App and web page records
---+---

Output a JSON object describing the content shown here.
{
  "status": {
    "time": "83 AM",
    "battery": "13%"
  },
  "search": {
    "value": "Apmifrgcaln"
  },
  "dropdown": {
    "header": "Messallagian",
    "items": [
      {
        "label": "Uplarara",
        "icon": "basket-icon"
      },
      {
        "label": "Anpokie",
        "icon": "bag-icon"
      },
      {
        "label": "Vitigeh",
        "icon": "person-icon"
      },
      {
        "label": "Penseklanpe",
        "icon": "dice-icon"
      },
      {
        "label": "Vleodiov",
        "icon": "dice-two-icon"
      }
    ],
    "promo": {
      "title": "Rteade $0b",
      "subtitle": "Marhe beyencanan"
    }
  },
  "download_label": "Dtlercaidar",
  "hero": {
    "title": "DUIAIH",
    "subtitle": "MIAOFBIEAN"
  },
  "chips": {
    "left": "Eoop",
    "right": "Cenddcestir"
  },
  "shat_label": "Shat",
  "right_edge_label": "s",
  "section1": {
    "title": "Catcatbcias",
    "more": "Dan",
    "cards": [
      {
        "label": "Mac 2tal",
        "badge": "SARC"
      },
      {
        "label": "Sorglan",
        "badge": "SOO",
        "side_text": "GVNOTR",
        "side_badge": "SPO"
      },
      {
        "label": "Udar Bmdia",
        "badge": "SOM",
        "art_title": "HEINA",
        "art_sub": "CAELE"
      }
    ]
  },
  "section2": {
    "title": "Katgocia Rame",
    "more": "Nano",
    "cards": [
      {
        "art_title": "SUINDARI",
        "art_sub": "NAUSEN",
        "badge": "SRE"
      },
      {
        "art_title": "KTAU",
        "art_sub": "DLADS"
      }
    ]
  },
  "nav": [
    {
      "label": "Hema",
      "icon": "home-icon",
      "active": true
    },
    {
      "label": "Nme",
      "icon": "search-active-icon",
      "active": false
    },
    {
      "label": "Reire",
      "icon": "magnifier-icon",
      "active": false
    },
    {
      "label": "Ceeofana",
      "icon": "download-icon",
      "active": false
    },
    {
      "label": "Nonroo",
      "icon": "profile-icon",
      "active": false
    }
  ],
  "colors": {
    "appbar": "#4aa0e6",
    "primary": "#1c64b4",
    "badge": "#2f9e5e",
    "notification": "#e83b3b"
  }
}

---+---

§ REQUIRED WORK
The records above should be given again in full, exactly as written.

§ SOLUTION FOR THIS PROBLEM
Output a JSON object describing the content shown here.
{
  "status": {
    "time": "83 AM",
    "battery": "13%"
  },
  "search": {
    "value": "Apmifrgcaln"
  },
  "dropdown": {
    "header": "Messallagian",
    "items": [
      {
        "label": "Uplarara",
        "icon": "basket-icon"
      },
      {
        "label": "Anpokie",
        "icon": "bag-icon"
      },
      {
        "label": "Vitigeh",
        "icon": "person-icon"
      },
      {
        "label": "Penseklanpe",
        "icon": "dice-icon"
      },
      {
        "label": "Vleodiov",
        "icon": "dice-two-icon"
      }
    ],
    "promo": {
      "title": "Rteade $0b",
      "subtitle": "Marhe beyencanan"
    }
  },
  "download_label": "Dtlercaidar",
  "hero": {
    "title": "DUIAIH",
    "subtitle": "MIAOFBIEAN"
  },
  "chips": {
    "left": "Eoop",
    "right": "Cenddcestir"
  },
  "shat_label": "Shat",
  "right_edge_label": "s",
  "section1": {
    "title": "Catcatbcias",
    "more": "Dan",
    "cards": [
      {
        "label": "Mac 2tal",
        "badge": "SARC"
      },
      {
        "label": "Sorglan",
        "badge": "SOO",
        "side_text": "GVNOTR",
        "side_badge": "SPO"
      },
      {
        "label": "Udar Bmdia",
        "badge": "SOM",
        "art_title": "HEINA",
        "art_sub": "CAELE"
      }
    ]
  },
  "section2": {
    "title": "Katgocia Rame",
    "more": "Nano",
    "cards": [
      {
        "art_title": "SUINDARI",
        "art_sub": "NAUSEN",
        "badge": "SRE"
      },
      {
        "art_title": "KTAU",
        "art_sub": "DLADS"
      }
    ]
  },
  "nav": [
    {
      "label": "Hema",
      "icon": "home-icon",
      "active": true
    },
    {
      "label": "Nme",
      "icon": "search-active-icon",
      "active": false
    },
    {
      "label": "Reire",
      "icon": "magnifier-icon",
      "active": false
    },
    {
      "label": "Ceeofana",
      "icon": "download-icon",
      "active": false
    },
    {
      "label": "Nonroo",
      "icon": "profile-icon",
      "active": false
    }
  ],
  "colors": {
    "appbar": "#4aa0e6",
    "primary": "#1c64b4",
    "badge": "#2f9e5e",
    "notification": "#e83b3b"
  }
}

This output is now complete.